#### Your task:
From the first record to the last, write out each one exactly.

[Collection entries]
[Start of Attachment]

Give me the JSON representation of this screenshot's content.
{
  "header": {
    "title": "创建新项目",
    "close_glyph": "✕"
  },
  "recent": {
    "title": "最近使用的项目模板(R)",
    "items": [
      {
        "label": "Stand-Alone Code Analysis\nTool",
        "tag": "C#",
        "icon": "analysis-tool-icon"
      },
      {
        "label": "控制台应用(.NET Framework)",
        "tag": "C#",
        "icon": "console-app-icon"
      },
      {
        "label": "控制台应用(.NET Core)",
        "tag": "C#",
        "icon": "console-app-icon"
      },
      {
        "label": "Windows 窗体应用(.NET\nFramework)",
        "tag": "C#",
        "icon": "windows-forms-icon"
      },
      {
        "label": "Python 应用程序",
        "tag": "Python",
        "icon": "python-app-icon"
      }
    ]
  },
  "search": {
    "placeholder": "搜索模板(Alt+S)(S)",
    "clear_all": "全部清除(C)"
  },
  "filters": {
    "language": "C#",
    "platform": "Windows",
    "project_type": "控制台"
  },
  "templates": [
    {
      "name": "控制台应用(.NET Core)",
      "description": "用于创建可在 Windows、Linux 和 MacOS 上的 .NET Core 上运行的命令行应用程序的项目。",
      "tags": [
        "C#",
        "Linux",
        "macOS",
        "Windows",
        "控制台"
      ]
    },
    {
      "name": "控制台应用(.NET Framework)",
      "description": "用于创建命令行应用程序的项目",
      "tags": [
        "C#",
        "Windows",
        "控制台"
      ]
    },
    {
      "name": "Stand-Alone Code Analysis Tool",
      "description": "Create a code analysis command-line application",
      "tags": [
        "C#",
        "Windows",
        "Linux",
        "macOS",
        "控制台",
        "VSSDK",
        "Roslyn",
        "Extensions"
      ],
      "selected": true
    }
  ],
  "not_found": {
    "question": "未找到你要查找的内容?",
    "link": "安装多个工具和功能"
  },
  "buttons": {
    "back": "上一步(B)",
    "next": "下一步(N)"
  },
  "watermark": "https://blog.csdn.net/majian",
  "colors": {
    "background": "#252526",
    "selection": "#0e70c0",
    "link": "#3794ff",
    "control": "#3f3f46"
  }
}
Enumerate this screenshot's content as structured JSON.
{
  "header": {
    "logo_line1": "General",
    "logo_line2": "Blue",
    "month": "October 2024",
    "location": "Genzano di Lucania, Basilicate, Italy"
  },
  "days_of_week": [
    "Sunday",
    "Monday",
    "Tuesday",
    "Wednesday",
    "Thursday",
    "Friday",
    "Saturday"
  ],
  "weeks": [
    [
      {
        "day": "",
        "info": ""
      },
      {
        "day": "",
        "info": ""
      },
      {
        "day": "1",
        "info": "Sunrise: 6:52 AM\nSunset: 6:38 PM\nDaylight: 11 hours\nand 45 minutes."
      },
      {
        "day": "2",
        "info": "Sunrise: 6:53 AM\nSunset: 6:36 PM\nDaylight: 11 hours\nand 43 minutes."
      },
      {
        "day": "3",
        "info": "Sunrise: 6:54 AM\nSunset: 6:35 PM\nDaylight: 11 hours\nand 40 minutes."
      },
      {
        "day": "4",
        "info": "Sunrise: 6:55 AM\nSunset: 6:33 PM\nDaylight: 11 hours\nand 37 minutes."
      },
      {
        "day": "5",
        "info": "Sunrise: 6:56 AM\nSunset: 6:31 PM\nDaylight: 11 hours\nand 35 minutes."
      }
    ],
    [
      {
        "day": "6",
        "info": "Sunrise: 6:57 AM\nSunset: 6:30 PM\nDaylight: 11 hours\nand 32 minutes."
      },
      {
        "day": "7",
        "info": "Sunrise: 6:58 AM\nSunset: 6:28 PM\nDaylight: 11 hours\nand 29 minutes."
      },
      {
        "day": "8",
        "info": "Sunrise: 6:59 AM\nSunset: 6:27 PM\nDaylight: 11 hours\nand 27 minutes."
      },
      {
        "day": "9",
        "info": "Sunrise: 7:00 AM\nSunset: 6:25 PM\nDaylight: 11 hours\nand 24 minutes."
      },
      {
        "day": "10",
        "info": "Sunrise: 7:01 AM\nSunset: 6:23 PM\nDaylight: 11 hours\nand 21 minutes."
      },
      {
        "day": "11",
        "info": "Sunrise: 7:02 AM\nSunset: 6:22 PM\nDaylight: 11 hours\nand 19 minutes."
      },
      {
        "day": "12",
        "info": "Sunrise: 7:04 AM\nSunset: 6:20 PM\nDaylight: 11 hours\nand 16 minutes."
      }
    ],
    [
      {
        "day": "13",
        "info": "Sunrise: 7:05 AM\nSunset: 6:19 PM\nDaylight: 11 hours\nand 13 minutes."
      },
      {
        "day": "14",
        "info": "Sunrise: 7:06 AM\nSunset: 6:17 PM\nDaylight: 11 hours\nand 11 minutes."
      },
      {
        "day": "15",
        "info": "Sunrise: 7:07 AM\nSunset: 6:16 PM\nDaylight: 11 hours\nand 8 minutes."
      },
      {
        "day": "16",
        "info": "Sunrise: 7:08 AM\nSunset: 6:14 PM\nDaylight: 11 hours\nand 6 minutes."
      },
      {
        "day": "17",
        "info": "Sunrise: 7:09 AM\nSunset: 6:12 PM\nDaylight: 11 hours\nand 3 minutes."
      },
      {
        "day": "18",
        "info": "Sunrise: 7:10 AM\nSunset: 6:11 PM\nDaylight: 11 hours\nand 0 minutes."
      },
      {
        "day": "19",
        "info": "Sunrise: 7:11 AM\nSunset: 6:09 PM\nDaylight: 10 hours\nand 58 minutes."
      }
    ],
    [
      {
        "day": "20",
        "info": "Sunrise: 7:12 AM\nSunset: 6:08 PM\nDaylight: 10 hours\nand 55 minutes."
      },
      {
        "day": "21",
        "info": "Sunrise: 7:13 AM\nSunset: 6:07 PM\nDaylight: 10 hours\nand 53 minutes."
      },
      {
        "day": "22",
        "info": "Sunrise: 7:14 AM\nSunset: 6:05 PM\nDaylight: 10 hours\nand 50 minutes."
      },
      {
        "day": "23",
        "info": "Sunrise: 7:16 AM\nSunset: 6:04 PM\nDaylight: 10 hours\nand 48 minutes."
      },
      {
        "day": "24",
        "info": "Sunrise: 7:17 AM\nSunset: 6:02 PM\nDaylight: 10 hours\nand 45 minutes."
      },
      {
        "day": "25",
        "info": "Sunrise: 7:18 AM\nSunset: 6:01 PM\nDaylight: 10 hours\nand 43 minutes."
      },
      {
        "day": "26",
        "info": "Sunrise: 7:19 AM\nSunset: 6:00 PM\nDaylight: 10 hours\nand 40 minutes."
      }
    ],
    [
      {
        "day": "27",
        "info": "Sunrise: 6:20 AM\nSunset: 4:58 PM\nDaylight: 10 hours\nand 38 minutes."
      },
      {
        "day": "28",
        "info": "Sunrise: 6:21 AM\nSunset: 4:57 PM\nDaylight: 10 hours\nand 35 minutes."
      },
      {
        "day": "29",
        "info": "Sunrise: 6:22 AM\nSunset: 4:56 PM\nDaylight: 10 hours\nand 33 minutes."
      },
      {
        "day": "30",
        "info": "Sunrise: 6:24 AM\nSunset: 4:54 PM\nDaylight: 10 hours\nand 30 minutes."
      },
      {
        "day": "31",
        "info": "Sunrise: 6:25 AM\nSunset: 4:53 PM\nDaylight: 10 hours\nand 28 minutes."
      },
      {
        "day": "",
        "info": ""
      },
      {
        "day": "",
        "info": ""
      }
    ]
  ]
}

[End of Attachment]

#### Task answer:
Give me the JSON representation of this screenshot's content.
{
  "header": {
    "title": "创建新项目",
    "close_glyph": "✕"
  },
  "recent": {
    "title": "最近使用的项目模板(R)",
    "items": [
      {
        "label": "Stand-Alone Code Analysis\nTool",
        "tag": "C#",
        "icon": "analysis-tool-icon"
      },
      {
        "label": "控制台应用(.NET Framework)",
        "tag": "C#",
        "icon": "console-app-icon"
      },
      {
        "label": "控制台应用(.NET Core)",
        "tag": "C#",
        "icon": "console-app-icon"
      },
      {
        "label": "Windows 窗体应用(.NET\nFramework)",
        "tag": "C#",
        "icon": "windows-forms-icon"
      },
      {
        "label": "Python 应用程序",
        "tag": "Python",
        "icon": "python-app-icon"
      }
    ]
  },
  "search": {
    "placeholder": "搜索模板(Alt+S)(S)",
    "clear_all": "全部清除(C)"
  },
  "filters": {
    "language": "C#",
    "platform": "Windows",
    "project_type": "控制台"
  },
  "templates": [
    {
      "name": "控制台应用(.NET Core)",
      "description": "用于创建可在 Windows、Linux 和 MacOS 上的 .NET Core 上运行的命令行应用程序的项目。",
      "tags": [
        "C#",
        "Linux",
        "macOS",
        "Windows",
        "控制台"
      ]
    },
    {
      "name": "控制台应用(.NET Framework)",
      "description": "用于创建命令行应用程序的项目",
      "tags": [
        "C#",
        "Windows",
        "控制台"
      ]
    },
    {
      "name": "Stand-Alone Code Analysis Tool",
      "description": "Create a code analysis command-line application",
      "tags": [
        "C#",
        "Windows",
        "Linux",
        "macOS",
        "控制台",
        "VSSDK",
        "Roslyn",
        "Extensions"
      ],
      "selected": true
    }
  ],
  "not_found": {
    "question": "未找到你要查找的内容?",
    "link": "安装多个工具和功能"
  },
  "buttons": {
    "back": "上一步(B)",
    "next": "下一步(N)"
  },
  "watermark": "https://blog.csdn.net/majian",
  "colors": {
    "background": "#252526",
    "selection": "#0e70c0",
    "link": "#3794ff",
    "control": "#3f3f46"
  }
}
Enumerate this screenshot's content as structured JSON.
{
  "header": {
    "logo_line1": "General",
    "logo_line2": "Blue",
    "month": "October 2024",
    "location": "Genzano di Lucania, Basilicate, Italy"
  },
  "days_of_week": [
    "Sunday",
    "Monday",
    "Tuesday",
    "Wednesday",
    "Thursday",
    "Friday",
    "Saturday"
  ],
  "weeks": [
    [
      {
        "day": "",
        "info": ""
      },
      {
        "day": "",
        "info": ""
      },
      {
        "day": "1",
        "info": "Sunrise: 6:52 AM\nSunset: 6:38 PM\nDaylight: 11 hours\nand 45 minutes."
      },
      {
        "day": "2",
        "info": "Sunrise: 6:53 AM\nSunset: 6:36 PM\nDaylight: 11 hours\nand 43 minutes."
      },
      {
        "day": "3",
        "info": "Sunrise: 6:54 AM\nSunset: 6:35 PM\nDaylight: 11 hours\nand 40 minutes."
      },
      {
        "day": "4",
        "info": "Sunrise: 6:55 AM\nSunset: 6:33 PM\nDaylight: 11 hours\nand 37 minutes."
      },
      {
        "day": "5",
        "info": "Sunrise: 6:56 AM\nSunset: 6:31 PM\nDaylight: 11 hours\nand 35 minutes."
      }
    ],
    [
      {
        "day": "6",
        "info": "Sunrise: 6:57 AM\nSunset: 6:30 PM\nDaylight: 11 hours\nand 32 minutes."
      },
      {
        "day": "7",
        "info": "Sunrise: 6:58 AM\nSunset: 6:28 PM\nDaylight: 11 hours\nand 29 minutes."
      },
      {
        "day": "8",
        "info": "Sunrise: 6:59 AM\nSunset: 6:27 PM\nDaylight: 11 hours\nand 27 minutes."
      },
      {
        "day": "9",
        "info": "Sunrise: 7:00 AM\nSunset: 6:25 PM\nDaylight: 11 hours\nand 24 minutes."
      },
      {
        "day": "10",
        "info": "Sunrise: 7:01 AM\nSunset: 6:23 PM\nDaylight: 11 hours\nand 21 minutes."
      },
      {
        "day": "11",
        "info": "Sunrise: 7:02 AM\nSunset: 6:22 PM\nDaylight: 11 hours\nand 19 minutes."
      },
      {
        "day": "12",
        "info": "Sunrise: 7:04 AM\nSunset: 6:20 PM\nDaylight: 11 hours\nand 16 minutes."
      }
    ],
    [
      {
        "day": "13",
        "info": "Sunrise: 7:05 AM\nSunset: 6:19 PM\nDaylight: 11 hours\nand 13 minutes."
      },
      {
        "day": "14",
        "info": "Sunrise: 7:06 AM\nSunset: 6:17 PM\nDaylight: 11 hours\nand 11 minutes."
      },
      {
        "day": "15",
        "info": "Sunrise: 7:07 AM\nSunset: 6:16 PM\nDaylight: 11 hours\nand 8 minutes."
      },
      {
        "day": "16",
        "info": "Sunrise: 7:08 AM\nSunset: 6:14 PM\nDaylight: 11 hours\nand 6 minutes."
      },
      {
        "day": "17",
        "info": "Sunrise: 7:09 AM\nSunset: 6:12 PM\nDaylight: 11 hours\nand 3 minutes."
      },
      {
        "day": "18",
        "info": "Sunrise: 7:10 AM\nSunset: 6:11 PM\nDaylight: 11 hours\nand 0 minutes."
      },
      {
        "day": "19",
        "info": "Sunrise: 7:11 AM\nSunset: 6:09 PM\nDaylight: 10 hours\nand 58 minutes."
      }
    ],
    [
      {
        "day": "20",
        "info": "Sunrise: 7:12 AM\nSunset: 6:08 PM\nDaylight: 10 hours\nand 55 minutes."
      },
      {
        "day": "21",
        "info": "Sunrise: 7:13 AM\nSunset: 6:07 PM\nDaylight: 10 hours\nand 53 minutes."
      },
      {
        "day": "22",
        "info": "Sunrise: 7:14 AM\nSunset: 6:05 PM\nDaylight: 10 hours\nand 50 minutes."
      },
      {
        "day": "23",
        "info": "Sunrise: 7:16 AM\nSunset: 6:04 PM\nDaylight: 10 hours\nand 48 minutes."
      },
      {
        "day": "24",
        "info": "Sunrise: 7:17 AM\nSunset: 6:02 PM\nDaylight: 10 hours\nand 45 minutes."
      },
      {
        "day": "25",
        "info": "Sunrise: 7:18 AM\nSunset: 6:01 PM\nDaylight: 10 hours\nand 43 minutes."
      },
      {
        "day": "26",
        "info": "Sunrise: 7:19 AM\nSunset: 6:00 PM\nDaylight: 10 hours\nand 40 minutes."
      }
    ],
    [
      {
        "day": "27",
        "info": "Sunrise: 6:20 AM\nSunset: 4:58 PM\nDaylight: 10 hours\nand 38 minutes."
      },
      {
        "day": "28",
        "info": "Sunrise: 6:21 AM\nSunset: 4:57 PM\nDaylight: 10 hours\nand 35 minutes."
      },
      {
        "day": "29",
        "info": "Sunrise: 6:22 AM\nSunset: 4:56 PM\nDaylight: 10 hours\nand 33 minutes."
      },
      {
        "day": "30",
        "info": "Sunrise: 6:24 AM\nSunset: 4:54 PM\nDaylight: 10 hours\nand 30 minutes."
      },
      {
        "day": "31",
        "info": "Sunrise: 6:25 AM\nSunset: 4:53 PM\nDaylight: 10 hours\nand 28 minutes."
      },
      {
        "day": "",
        "info": ""
      },
      {
        "day": "",
        "info": ""
      }
    ]
  ]
}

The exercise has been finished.